What you have to do
From the material below, work out how many lines contain "social" and answer with the number only.

*** Data section ***

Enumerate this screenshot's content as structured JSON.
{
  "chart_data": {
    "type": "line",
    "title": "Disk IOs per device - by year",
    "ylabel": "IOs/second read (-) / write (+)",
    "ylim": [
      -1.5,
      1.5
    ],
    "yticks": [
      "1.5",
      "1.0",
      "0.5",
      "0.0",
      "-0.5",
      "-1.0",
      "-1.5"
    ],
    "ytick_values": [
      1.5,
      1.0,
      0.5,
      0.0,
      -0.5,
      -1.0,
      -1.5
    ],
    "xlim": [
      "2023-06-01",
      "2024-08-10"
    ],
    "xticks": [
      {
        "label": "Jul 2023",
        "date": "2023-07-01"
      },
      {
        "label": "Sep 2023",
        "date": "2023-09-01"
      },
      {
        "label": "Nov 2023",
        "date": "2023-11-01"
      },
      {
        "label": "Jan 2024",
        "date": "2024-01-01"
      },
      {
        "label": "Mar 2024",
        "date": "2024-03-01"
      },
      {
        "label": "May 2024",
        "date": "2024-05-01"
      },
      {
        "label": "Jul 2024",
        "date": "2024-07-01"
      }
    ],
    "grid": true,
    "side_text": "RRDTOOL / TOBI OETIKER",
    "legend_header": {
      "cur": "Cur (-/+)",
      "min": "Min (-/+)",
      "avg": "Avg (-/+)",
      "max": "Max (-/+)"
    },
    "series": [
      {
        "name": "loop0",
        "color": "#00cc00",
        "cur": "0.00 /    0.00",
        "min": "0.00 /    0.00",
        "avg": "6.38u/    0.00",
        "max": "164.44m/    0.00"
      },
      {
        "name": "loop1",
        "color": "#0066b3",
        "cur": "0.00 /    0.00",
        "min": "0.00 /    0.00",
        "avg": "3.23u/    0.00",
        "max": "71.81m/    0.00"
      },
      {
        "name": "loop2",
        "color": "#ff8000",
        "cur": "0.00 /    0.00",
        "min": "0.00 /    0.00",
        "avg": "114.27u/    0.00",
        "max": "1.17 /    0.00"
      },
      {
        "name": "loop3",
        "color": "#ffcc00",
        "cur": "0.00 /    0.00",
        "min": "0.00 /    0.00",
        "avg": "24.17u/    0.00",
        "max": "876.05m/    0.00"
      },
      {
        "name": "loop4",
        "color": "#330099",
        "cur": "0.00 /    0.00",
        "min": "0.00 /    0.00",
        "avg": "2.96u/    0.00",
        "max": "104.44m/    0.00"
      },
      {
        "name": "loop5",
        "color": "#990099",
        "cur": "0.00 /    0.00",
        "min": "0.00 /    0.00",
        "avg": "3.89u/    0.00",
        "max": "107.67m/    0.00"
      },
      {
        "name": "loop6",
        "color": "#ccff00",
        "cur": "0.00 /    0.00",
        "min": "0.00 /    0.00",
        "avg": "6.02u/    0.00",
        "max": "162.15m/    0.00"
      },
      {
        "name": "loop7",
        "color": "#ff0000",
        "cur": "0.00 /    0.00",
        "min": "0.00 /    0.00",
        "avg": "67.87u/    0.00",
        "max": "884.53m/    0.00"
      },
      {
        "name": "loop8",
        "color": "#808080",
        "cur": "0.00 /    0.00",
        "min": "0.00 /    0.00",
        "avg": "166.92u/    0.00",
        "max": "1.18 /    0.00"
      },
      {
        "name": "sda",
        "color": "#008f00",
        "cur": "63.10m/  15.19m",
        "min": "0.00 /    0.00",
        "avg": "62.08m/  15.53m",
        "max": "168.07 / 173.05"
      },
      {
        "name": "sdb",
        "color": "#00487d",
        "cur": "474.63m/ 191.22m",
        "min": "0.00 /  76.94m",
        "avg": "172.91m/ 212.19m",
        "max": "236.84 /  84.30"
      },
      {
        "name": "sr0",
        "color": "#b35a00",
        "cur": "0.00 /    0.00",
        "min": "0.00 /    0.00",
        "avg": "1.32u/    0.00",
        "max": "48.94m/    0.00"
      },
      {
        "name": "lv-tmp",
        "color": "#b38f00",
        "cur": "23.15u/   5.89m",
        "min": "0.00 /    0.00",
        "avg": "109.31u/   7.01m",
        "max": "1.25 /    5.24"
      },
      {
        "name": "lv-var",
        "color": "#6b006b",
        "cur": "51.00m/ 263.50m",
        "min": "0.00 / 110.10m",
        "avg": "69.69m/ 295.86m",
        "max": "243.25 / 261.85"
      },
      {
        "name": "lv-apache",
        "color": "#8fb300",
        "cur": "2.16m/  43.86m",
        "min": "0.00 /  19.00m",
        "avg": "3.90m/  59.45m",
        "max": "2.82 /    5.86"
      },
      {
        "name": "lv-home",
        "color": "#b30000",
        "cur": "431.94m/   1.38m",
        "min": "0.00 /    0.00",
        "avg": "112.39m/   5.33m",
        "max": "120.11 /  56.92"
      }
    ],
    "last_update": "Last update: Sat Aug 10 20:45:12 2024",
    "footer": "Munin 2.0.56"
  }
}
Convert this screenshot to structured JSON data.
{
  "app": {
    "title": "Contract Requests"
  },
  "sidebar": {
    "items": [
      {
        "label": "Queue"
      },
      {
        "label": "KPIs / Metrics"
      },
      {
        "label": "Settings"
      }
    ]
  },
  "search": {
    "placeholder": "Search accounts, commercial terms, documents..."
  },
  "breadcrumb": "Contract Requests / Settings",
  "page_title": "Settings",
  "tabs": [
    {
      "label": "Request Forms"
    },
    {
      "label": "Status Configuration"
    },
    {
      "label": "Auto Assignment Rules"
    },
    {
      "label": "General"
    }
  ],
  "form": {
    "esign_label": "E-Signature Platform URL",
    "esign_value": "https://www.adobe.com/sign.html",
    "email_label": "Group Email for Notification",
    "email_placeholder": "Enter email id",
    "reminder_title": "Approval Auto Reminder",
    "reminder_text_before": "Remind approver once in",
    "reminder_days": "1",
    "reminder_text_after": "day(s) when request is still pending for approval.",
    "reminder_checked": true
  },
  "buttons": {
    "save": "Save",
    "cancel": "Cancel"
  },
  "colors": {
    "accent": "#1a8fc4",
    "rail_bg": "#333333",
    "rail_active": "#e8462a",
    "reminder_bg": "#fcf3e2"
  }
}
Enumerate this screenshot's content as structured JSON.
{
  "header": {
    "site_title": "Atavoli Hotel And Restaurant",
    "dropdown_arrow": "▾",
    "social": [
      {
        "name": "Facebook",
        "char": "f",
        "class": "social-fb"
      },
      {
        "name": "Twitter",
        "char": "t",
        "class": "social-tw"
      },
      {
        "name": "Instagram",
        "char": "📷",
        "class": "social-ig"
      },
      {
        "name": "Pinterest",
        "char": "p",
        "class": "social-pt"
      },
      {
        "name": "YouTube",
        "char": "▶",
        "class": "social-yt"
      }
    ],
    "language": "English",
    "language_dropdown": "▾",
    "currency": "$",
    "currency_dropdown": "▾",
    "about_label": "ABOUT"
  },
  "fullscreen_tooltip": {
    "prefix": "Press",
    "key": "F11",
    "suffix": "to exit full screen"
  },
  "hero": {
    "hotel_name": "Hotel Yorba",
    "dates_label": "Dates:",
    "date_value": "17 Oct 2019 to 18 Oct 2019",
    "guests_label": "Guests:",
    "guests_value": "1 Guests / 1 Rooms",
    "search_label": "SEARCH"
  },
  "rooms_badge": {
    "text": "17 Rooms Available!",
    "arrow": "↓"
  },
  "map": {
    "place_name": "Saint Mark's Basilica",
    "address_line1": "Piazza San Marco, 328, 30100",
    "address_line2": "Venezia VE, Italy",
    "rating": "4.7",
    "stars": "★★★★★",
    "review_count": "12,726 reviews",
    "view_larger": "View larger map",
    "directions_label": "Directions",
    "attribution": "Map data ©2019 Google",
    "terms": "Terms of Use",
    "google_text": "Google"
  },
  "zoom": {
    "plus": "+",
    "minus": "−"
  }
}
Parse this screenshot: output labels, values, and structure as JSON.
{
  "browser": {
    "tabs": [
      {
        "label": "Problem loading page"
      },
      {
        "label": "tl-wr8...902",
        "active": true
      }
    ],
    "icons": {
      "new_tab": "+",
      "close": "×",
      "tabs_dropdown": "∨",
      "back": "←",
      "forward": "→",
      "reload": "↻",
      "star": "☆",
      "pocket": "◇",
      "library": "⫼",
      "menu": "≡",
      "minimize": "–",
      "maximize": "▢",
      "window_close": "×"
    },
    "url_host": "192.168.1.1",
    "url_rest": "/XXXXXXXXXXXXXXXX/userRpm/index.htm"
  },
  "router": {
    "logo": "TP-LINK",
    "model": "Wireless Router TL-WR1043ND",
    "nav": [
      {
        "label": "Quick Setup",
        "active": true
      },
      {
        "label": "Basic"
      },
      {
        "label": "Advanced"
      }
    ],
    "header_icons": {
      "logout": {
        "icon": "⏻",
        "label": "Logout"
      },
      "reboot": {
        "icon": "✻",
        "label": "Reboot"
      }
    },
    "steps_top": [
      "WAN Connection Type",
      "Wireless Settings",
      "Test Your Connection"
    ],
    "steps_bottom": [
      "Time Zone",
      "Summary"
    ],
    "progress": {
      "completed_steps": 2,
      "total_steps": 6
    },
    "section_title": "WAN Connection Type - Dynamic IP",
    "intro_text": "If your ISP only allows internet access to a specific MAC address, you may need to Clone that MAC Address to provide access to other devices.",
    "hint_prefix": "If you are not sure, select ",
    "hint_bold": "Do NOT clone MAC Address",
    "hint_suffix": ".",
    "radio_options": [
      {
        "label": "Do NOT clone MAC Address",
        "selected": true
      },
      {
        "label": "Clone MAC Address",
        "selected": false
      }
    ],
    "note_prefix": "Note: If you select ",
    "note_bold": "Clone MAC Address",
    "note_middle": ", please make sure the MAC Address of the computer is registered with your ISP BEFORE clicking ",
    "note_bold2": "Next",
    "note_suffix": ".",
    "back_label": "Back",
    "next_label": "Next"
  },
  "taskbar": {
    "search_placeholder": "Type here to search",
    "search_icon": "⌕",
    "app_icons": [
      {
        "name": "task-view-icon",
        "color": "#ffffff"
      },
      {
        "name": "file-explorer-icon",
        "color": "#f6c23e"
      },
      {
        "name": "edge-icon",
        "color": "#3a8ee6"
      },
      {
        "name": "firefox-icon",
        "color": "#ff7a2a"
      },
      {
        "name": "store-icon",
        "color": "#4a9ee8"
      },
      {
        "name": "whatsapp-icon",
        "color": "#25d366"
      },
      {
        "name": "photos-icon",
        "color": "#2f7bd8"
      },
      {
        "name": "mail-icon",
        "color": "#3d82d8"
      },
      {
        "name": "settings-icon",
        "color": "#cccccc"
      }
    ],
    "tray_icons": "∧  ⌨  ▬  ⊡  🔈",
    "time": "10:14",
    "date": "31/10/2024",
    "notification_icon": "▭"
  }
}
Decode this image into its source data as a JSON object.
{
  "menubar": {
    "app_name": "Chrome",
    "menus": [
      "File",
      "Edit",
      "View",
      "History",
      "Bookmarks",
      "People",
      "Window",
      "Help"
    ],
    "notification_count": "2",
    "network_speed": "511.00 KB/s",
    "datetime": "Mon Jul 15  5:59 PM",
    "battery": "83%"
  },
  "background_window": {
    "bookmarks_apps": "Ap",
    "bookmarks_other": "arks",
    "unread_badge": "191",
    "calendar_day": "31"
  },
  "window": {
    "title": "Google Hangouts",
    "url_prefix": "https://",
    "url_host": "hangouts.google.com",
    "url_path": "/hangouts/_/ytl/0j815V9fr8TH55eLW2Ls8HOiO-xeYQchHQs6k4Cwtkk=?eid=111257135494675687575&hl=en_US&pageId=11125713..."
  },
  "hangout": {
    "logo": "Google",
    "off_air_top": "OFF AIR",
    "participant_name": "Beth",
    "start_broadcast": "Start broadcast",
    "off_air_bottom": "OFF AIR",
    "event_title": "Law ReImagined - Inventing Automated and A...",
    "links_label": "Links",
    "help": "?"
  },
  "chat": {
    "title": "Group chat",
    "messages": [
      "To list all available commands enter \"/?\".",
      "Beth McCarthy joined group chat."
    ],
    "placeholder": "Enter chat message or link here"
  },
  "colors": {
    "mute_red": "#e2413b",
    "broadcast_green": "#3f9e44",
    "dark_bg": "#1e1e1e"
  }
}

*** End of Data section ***

Written reply
6